Looking to hurry up and buy it?
Without reading about it?
Click here then. (#_#)

Common names include: Achuma, Huachuma, Wachuma, Aguacolla, Hahuacollay, or Giganton.


          The cactus is scientifically known as Trichocereus pachanoi. It's very similar to Peyote. This particular species is a rapidly growing columnar that is native to the Andes Mountains at heights of nearly 2,000-3000 m.[2] It's also found in Argentina, Bolivia, Chile, Ecuador and Peru.(2) It's well known for applications in Peruvian Shamanism which will be discussed in further detail below. Dude you can literally just have a cutting lying around and it will eventually start growing roots. Don't worry about killing your Pedro, just don't be watering it like it's mint or something.


In regions of the world where it's legal to do so, The San Pedro cactus has been used as a traditional medicine and for religious ceremonies for well over 3,000 years. It also has a long history of use in Andean traditional medicine.[2] There's also evidence of use among the Moche culture for thousands of years.[2] It has many relatives and can easily be grown from cuttings. According to a real life Native American friend of mine they represent protection in her cultures symbolism, or "lore". This totally makes absolutely sense if you contemplate their physical nature! They have the spikes, can withstand droughts, are tough, and NO ONE MESSES WITH THEM! You gotta have protective gear on your hands and use caution just to not get stabbed with their spikes!


Cultivation:

San Pedro is very easy to grow in most areas. It can withstand temperatures that are far cooler than many other cacti species. It's very important to prepare the right growing medium when growing any cacti variety. They don't grow in regular soil like other plants. I suggest either buying an organic cacti potting mix, or read the back of the label to get an idea of how to prepare your own. I'll talk more about this below in the soil preparation section.


Soil Preparation

It prefers alkaline soil. They tend to thrive well in a mixture of sand, 1% rich soil, and perlite. So basically get whatever dirt you'd plant your tomatoes in, and add a very small amount of that to raw sand. Then add 20-30% perlite, and you're good to go. When cultivating from cuttings you should leave them in a shady area or indirect sunlight at first.

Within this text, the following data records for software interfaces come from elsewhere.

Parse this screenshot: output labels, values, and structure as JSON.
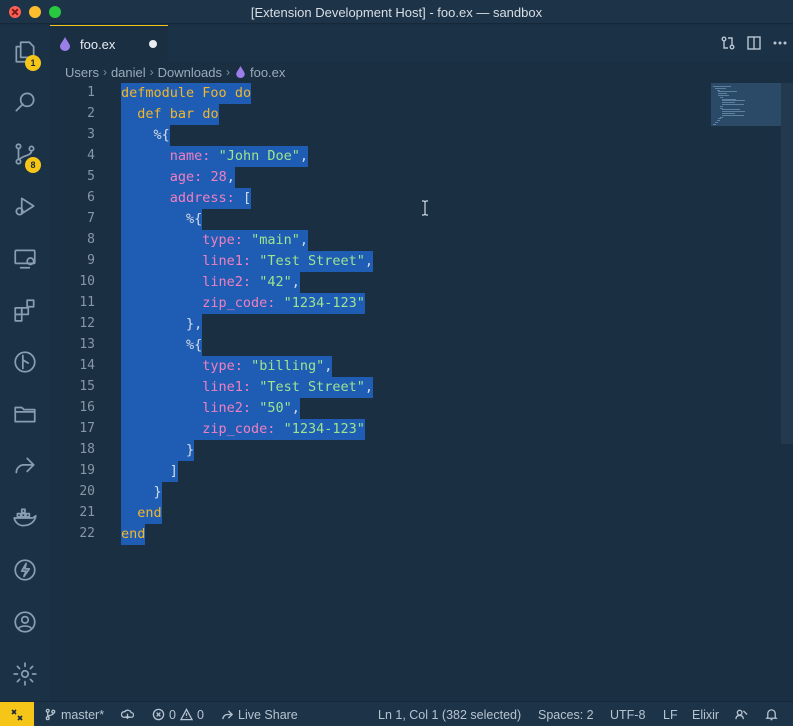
{
  "window": {
    "title": "[Extension Development Host] - foo.ex — sandbox"
  },
  "activity_bar": {
    "items": [
      {
        "icon": "files-icon",
        "badge": "1"
      },
      {
        "icon": "search-icon"
      },
      {
        "icon": "source-control-icon",
        "badge": "8"
      },
      {
        "icon": "run-debug-icon"
      },
      {
        "icon": "remote-explorer-icon"
      },
      {
        "icon": "extensions-icon"
      },
      {
        "icon": "git-graph-icon"
      },
      {
        "icon": "folder-icon"
      },
      {
        "icon": "live-share-icon"
      },
      {
        "icon": "docker-icon"
      },
      {
        "icon": "lightning-icon"
      },
      {
        "icon": "account-icon"
      },
      {
        "icon": "gear-icon"
      }
    ]
  },
  "tab": {
    "label": "foo.ex",
    "dirty": true,
    "icon": "elixir-drop-icon",
    "icon_color": "#9b7ee8"
  },
  "breadcrumb": [
    "Users",
    "daniel",
    "Downloads",
    "foo.ex"
  ],
  "editor": {
    "line_numbers": [
      "1",
      "2",
      "3",
      "4",
      "5",
      "6",
      "7",
      "8",
      "9",
      "10",
      "11",
      "12",
      "13",
      "14",
      "15",
      "16",
      "17",
      "18",
      "19",
      "20",
      "21",
      "22"
    ],
    "lines": [
      [
        [
          "kw",
          "defmodule"
        ],
        [
          "pun",
          " "
        ],
        [
          "kw",
          "Foo"
        ],
        [
          "pun",
          " "
        ],
        [
          "kw",
          "do"
        ]
      ],
      [
        [
          "pun",
          "  "
        ],
        [
          "kw",
          "def"
        ],
        [
          "pun",
          " "
        ],
        [
          "kw",
          "bar"
        ],
        [
          "pun",
          " "
        ],
        [
          "kw",
          "do"
        ]
      ],
      [
        [
          "pun",
          "    %{"
        ]
      ],
      [
        [
          "pun",
          "      "
        ],
        [
          "key",
          "name:"
        ],
        [
          "pun",
          " "
        ],
        [
          "str",
          "\"John Doe\""
        ],
        [
          "pun",
          ","
        ]
      ],
      [
        [
          "pun",
          "      "
        ],
        [
          "key",
          "age:"
        ],
        [
          "pun",
          " "
        ],
        [
          "num",
          "28"
        ],
        [
          "pun",
          ","
        ]
      ],
      [
        [
          "pun",
          "      "
        ],
        [
          "key",
          "address:"
        ],
        [
          "pun",
          " ["
        ]
      ],
      [
        [
          "pun",
          "        %{"
        ]
      ],
      [
        [
          "pun",
          "          "
        ],
        [
          "key",
          "type:"
        ],
        [
          "pun",
          " "
        ],
        [
          "str",
          "\"main\""
        ],
        [
          "pun",
          ","
        ]
      ],
      [
        [
          "pun",
          "          "
        ],
        [
          "key",
          "line1:"
        ],
        [
          "pun",
          " "
        ],
        [
          "str",
          "\"Test Street\""
        ],
        [
          "pun",
          ","
        ]
      ],
      [
        [
          "pun",
          "          "
        ],
        [
          "key",
          "line2:"
        ],
        [
          "pun",
          " "
        ],
        [
          "str",
          "\"42\""
        ],
        [
          "pun",
          ","
        ]
      ],
      [
        [
          "pun",
          "          "
        ],
        [
          "key",
          "zip_code:"
        ],
        [
          "pun",
          " "
        ],
        [
          "str",
          "\"1234-123\""
        ]
      ],
      [
        [
          "pun",
          "        },"
        ]
      ],
      [
        [
          "pun",
          "        %{"
        ]
      ],
      [
        [
          "pun",
          "          "
        ],
        [
          "key",
          "type:"
        ],
        [
          "pun",
          " "
        ],
        [
          "str",
          "\"billing\""
        ],
        [
          "pun",
          ","
        ]
      ],
      [
        [
          "pun",
          "          "
        ],
        [
          "key",
          "line1:"
        ],
        [
          "pun",
          " "
        ],
        [
          "str",
          "\"Test Street\""
        ],
        [
          "pun",
          ","
        ]
      ],
      [
        [
          "pun",
          "          "
        ],
        [
          "key",
          "line2:"
        ],
        [
          "pun",
          " "
        ],
        [
          "str",
          "\"50\""
        ],
        [
          "pun",
          ","
        ]
      ],
      [
        [
          "pun",
          "          "
        ],
        [
          "key",
          "zip_code:"
        ],
        [
          "pun",
          " "
        ],
        [
          "str",
          "\"1234-123\""
        ]
      ],
      [
        [
          "pun",
          "        }"
        ]
      ],
      [
        [
          "pun",
          "      ]"
        ]
      ],
      [
        [
          "pun",
          "    }"
        ]
      ],
      [
        [
          "pun",
          "  "
        ],
        [
          "kw",
          "end"
        ]
      ],
      [
        [
          "kw",
          "end"
        ]
      ]
    ],
    "selection_color": "#1f5cb4"
  },
  "status_bar": {
    "branch": "master*",
    "errors": "0",
    "warnings": "0",
    "live_share": "Live Share",
    "position": "Ln 1, Col 1 (382 selected)",
    "indent": "Spaces: 2",
    "encoding": "UTF-8",
    "eol": "LF",
    "language": "Elixir"
  },
  "colors": {
    "accent": "#f5c518",
    "background": "#1a2f42"
  }
}
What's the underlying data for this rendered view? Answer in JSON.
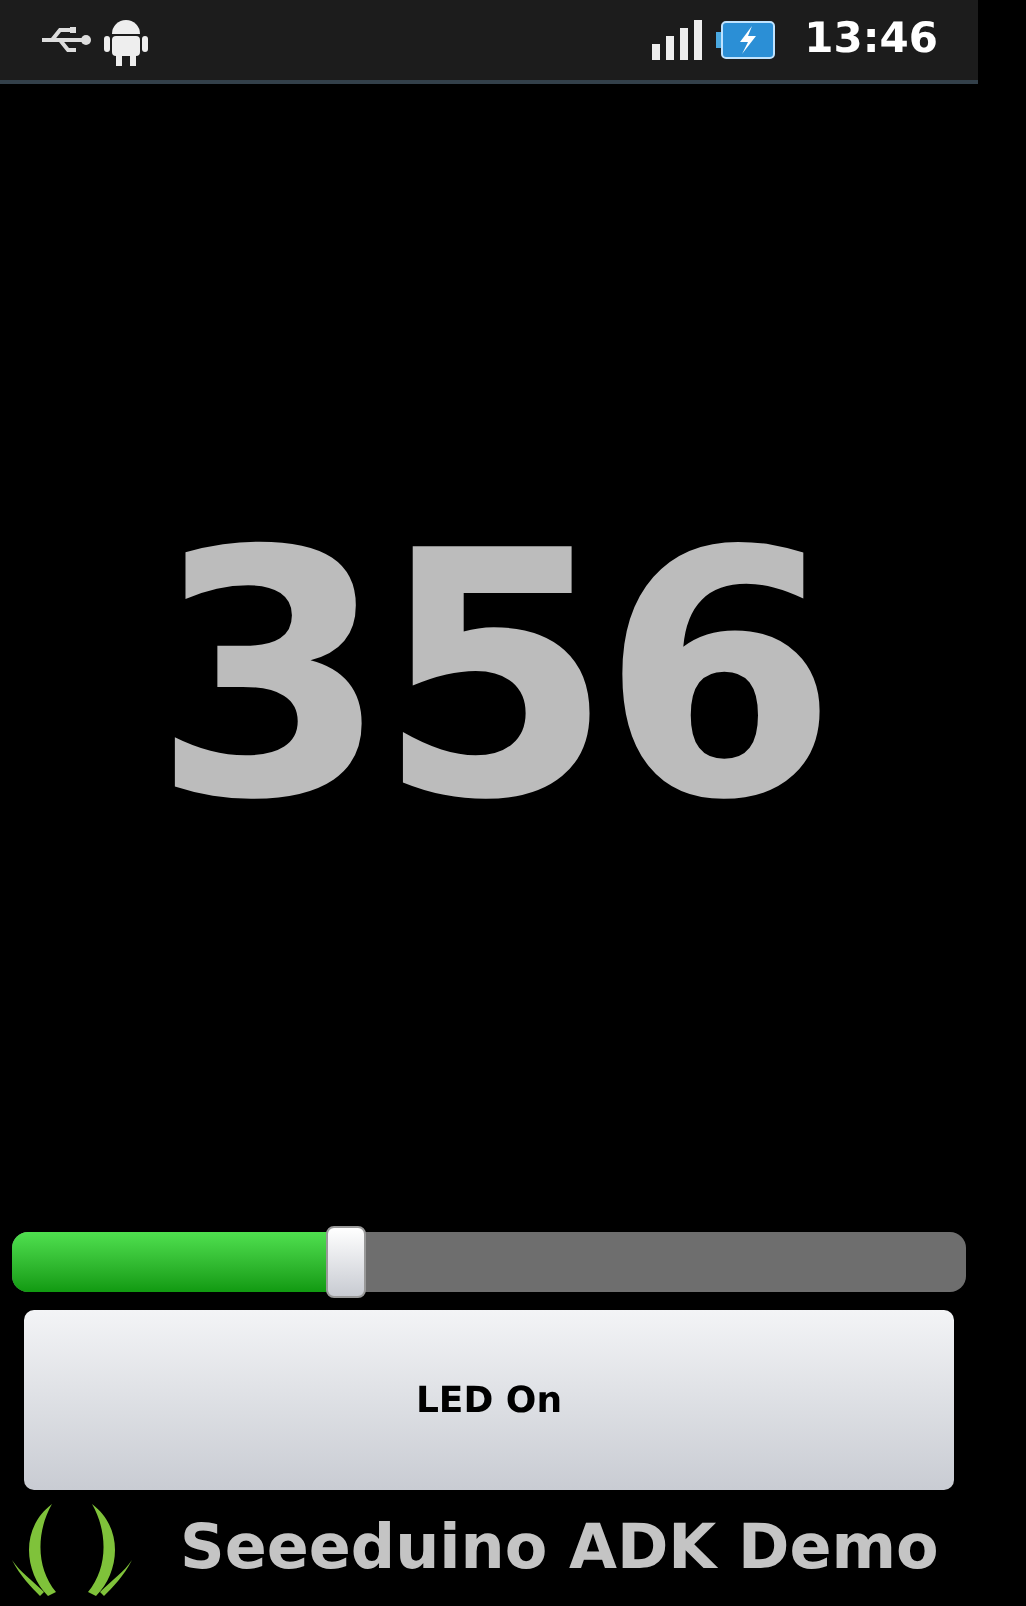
{
  "status_bar": {
    "time": "13:46"
  },
  "reading": "356",
  "slider": {
    "level": 0.35
  },
  "button": {
    "label": "LED On"
  },
  "footer": {
    "title": "Seeeduino ADK Demo"
  }
}
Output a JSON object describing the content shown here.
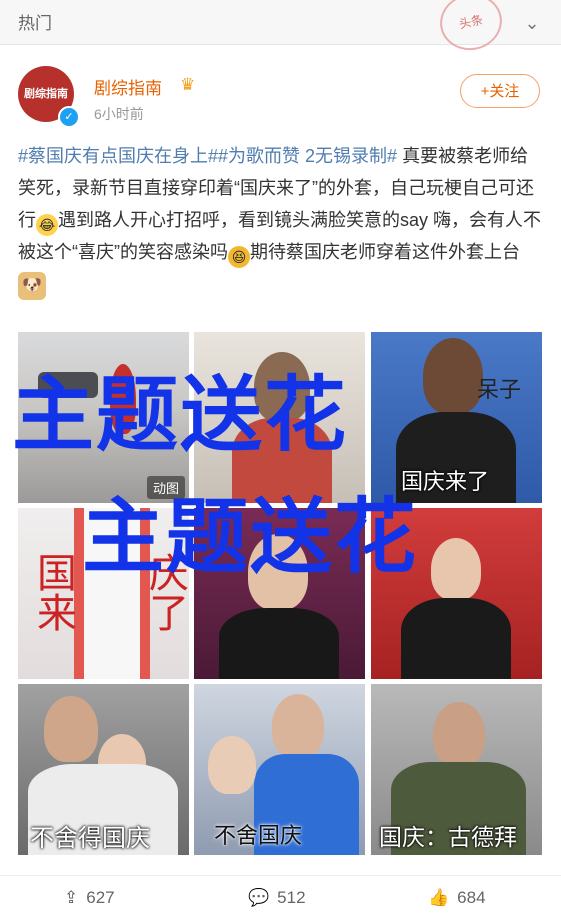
{
  "header": {
    "title": "热门"
  },
  "stamp_text": "头条",
  "post": {
    "author": "剧综指南",
    "avatar_text": "剧综指南",
    "time": "6小时前",
    "follow_label": "+关注",
    "hashtags": [
      "#蔡国庆有点国庆在身上#",
      "#为歌而赞 2无锡录制#"
    ],
    "text_1": " 真要被蔡老师给笑死，录新节目直接穿印着“国庆来了”的外套，自己玩梗自己可还行",
    "text_2": "遇到路人开心打招呼，看到镜头满脸笑意的say 嗨，会有人不被这个“喜庆”的笑容感染吗",
    "text_3": "期待蔡国庆老师穿着这件外套上台"
  },
  "images": [
    {
      "caption": "",
      "badge": "动图"
    },
    {
      "caption": "",
      "badge": ""
    },
    {
      "caption_top": "呆子",
      "caption_bottom": "国庆来了"
    },
    {
      "caption_left": "国来",
      "caption_right": "庆了"
    },
    {
      "caption": ""
    },
    {
      "caption": ""
    },
    {
      "caption": "不舍得国庆"
    },
    {
      "caption": "不舍国庆"
    },
    {
      "caption": "国庆：古德拜"
    }
  ],
  "overlay": {
    "line1": "主题送花",
    "line2": "主题送花"
  },
  "actions": {
    "reposts": "627",
    "comments": "512",
    "likes": "684"
  },
  "colors": {
    "accent": "#e86100",
    "hashtag": "#507daf",
    "overlay": "#1233e8"
  }
}
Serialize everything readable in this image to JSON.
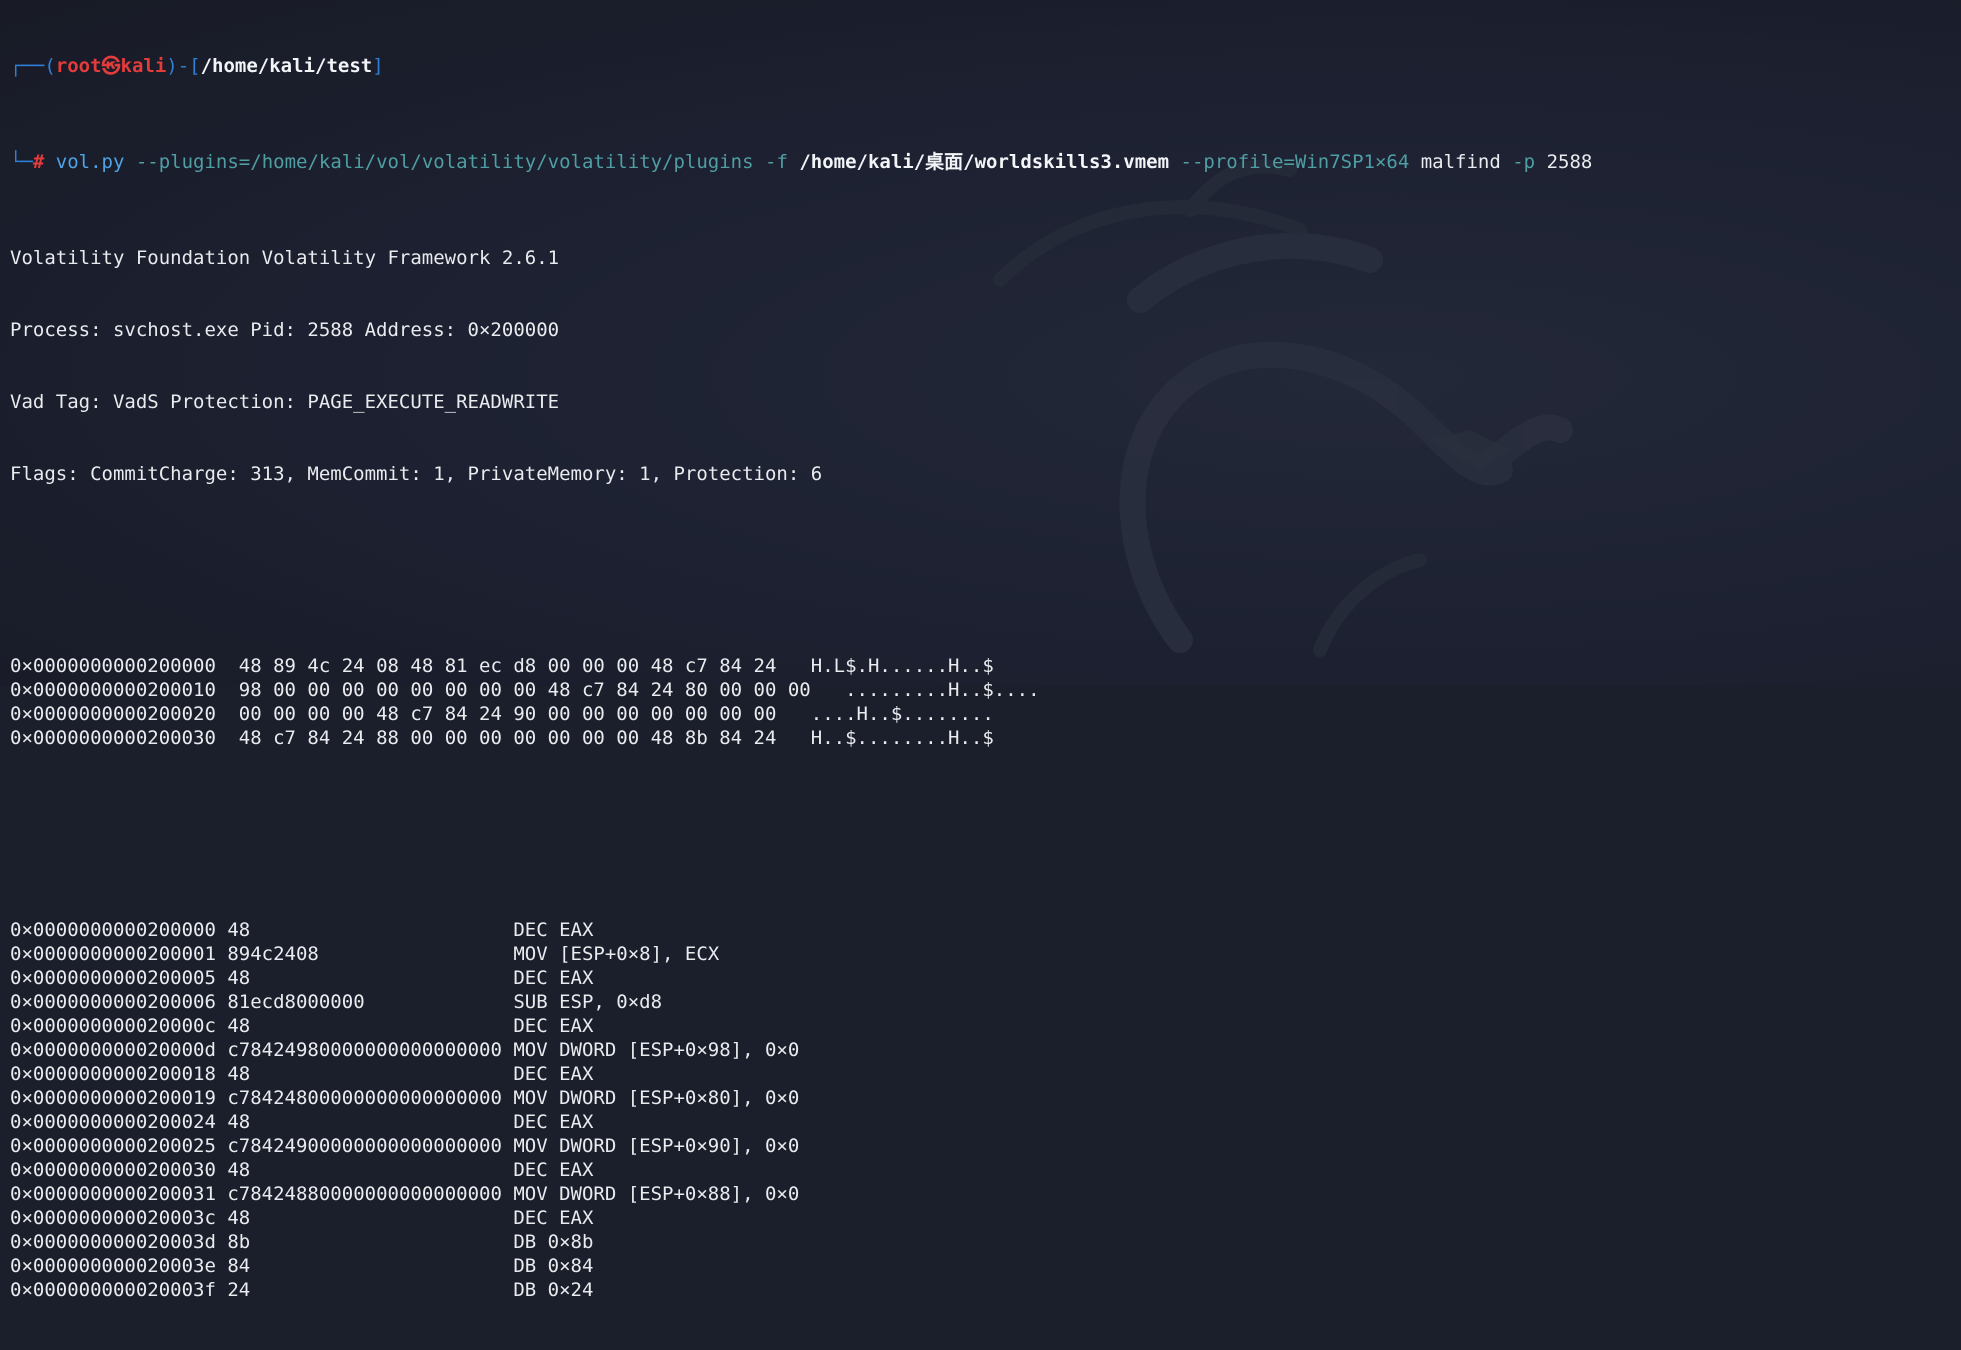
{
  "prompt": {
    "frame_top": "┌──(",
    "user": "root㉿kali",
    "frame_mid": ")-[",
    "path": "/home/kali/test",
    "frame_end": "]",
    "frame_bottom": "└─",
    "hash": "# "
  },
  "command": {
    "program": "vol.py",
    "plugins_flag": " --plugins=/home/kali/vol/volatility/volatility/plugins -f ",
    "file": "/home/kali/桌面/worldskills3.vmem",
    "profile_flag": " --profile=Win7SP1×64",
    "plugin": " malfind",
    "pid_flag": " -p",
    "pid": " 2588"
  },
  "header_lines": [
    "Volatility Foundation Volatility Framework 2.6.1",
    "Process: svchost.exe Pid: 2588 Address: 0×200000",
    "Vad Tag: VadS Protection: PAGE_EXECUTE_READWRITE",
    "Flags: CommitCharge: 313, MemCommit: 1, PrivateMemory: 1, Protection: 6"
  ],
  "hexdump": [
    {
      "address": "0×0000000000200000",
      "bytes": "48 89 4c 24 08 48 81 ec d8 00 00 00 48 c7 84 24",
      "ascii": "H.L$.H......H..$"
    },
    {
      "address": "0×0000000000200010",
      "bytes": "98 00 00 00 00 00 00 00 00 48 c7 84 24 80 00 00 00",
      "ascii": ".........H..$...."
    },
    {
      "address": "0×0000000000200020",
      "bytes": "00 00 00 00 48 c7 84 24 90 00 00 00 00 00 00 00",
      "ascii": "....H..$........"
    },
    {
      "address": "0×0000000000200030",
      "bytes": "48 c7 84 24 88 00 00 00 00 00 00 00 48 8b 84 24",
      "ascii": "H..$........H..$"
    }
  ],
  "disassembly": [
    {
      "address": "0×0000000000200000",
      "opcode": "48",
      "instruction": "DEC EAX"
    },
    {
      "address": "0×0000000000200001",
      "opcode": "894c2408",
      "instruction": "MOV [ESP+0×8], ECX"
    },
    {
      "address": "0×0000000000200005",
      "opcode": "48",
      "instruction": "DEC EAX"
    },
    {
      "address": "0×0000000000200006",
      "opcode": "81ecd8000000",
      "instruction": "SUB ESP, 0×d8"
    },
    {
      "address": "0×000000000020000c",
      "opcode": "48",
      "instruction": "DEC EAX"
    },
    {
      "address": "0×000000000020000d",
      "opcode": "c78424980000000000000000",
      "instruction": "MOV DWORD [ESP+0×98], 0×0"
    },
    {
      "address": "0×0000000000200018",
      "opcode": "48",
      "instruction": "DEC EAX"
    },
    {
      "address": "0×0000000000200019",
      "opcode": "c78424800000000000000000",
      "instruction": "MOV DWORD [ESP+0×80], 0×0"
    },
    {
      "address": "0×0000000000200024",
      "opcode": "48",
      "instruction": "DEC EAX"
    },
    {
      "address": "0×0000000000200025",
      "opcode": "c78424900000000000000000",
      "instruction": "MOV DWORD [ESP+0×90], 0×0"
    },
    {
      "address": "0×0000000000200030",
      "opcode": "48",
      "instruction": "DEC EAX"
    },
    {
      "address": "0×0000000000200031",
      "opcode": "c78424880000000000000000",
      "instruction": "MOV DWORD [ESP+0×88], 0×0"
    },
    {
      "address": "0×000000000020003c",
      "opcode": "48",
      "instruction": "DEC EAX"
    },
    {
      "address": "0×000000000020003d",
      "opcode": "8b",
      "instruction": "DB 0×8b"
    },
    {
      "address": "0×000000000020003e",
      "opcode": "84",
      "instruction": "DB 0×84"
    },
    {
      "address": "0×000000000020003f",
      "opcode": "24",
      "instruction": "DB 0×24"
    }
  ],
  "colors": {
    "background": "#1b1f2b",
    "prompt_frame": "#2f7fd6",
    "prompt_user": "#e43b3b",
    "command": "#4fa3e6",
    "flag": "#4f9ea4",
    "text": "#e9ebee"
  },
  "background_icon": "kali-dragon-icon"
}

Like I said, you can just set them somewhere until they begin to root before you plant them if you want. You can also use coir or peat in the growing medium. Make sure the temperature is warm where the seeds will be germinated. It's a lot easier to make your own compost for these than to buy it I think.


Watering isn't really something you should have to worry about with San Pedro Cactus. Doing it can create an environment where they are very susceptible to fungal diseases. This rule can be applied to more than 90% of all growing techniques. Over-watering in general is the number one cause of accidental crop death. Remember, it's easier to grow Trochocereus pachanoi from cutting than from Seeds. Remember that once it's established, you don't even need to consider water, only the seeds need a little..


By being here you are agreeing to our site legal and precautionary disclaimer. Contact Webmaster@BotanicalGuides.com

star botanicals
Kratom, Plants, Seeds, Ethnobotanicals, Oneirogens..

INFORMATION PROVIDED ON OUR WEBSITE IS FOR BOTANICAL/CULTURAL RESEARCH PURPOSES ONLY! ANY REFERENCES ABOUT THE USE OR EFFECTS OF THESE NATURAL HEALING HERBS IS BASED ON TRADITIONAL USE OR SHAMANIC PRACTICES. ALL PRODUCTS ARE SOLD FOR ETHNOBOTANICAL RESEARCH (CONSULT YOUR HEALTHCARE PROVIDER)! STATEMENTS AND ITEMS ARE NOT EVALUATED OR APPROVED BY THE FDA. NOT INTENDED TO DIAGNOSE, TREAT, PREVENT, OR CURE, ANY AILMENTS, CONDITIONS, DISEASES, ETC. I DO EARN COMMISSIONS GENERATED THROUGH AFFILIATE LINKS TO SHOPS INCLUDING AMAZON LLC ON THIS WEBSITE. THANK YOU FOR YOUR CONTRIBUTIONS.




People who were interested in this item were also fascinated by: Hawaiian Baby Woodrose, Nutmeg & Lemongrass

argyreia nervosa  yopo  tabernanthe iboga plant


Browse Herbals


Browse Ethnobotanicals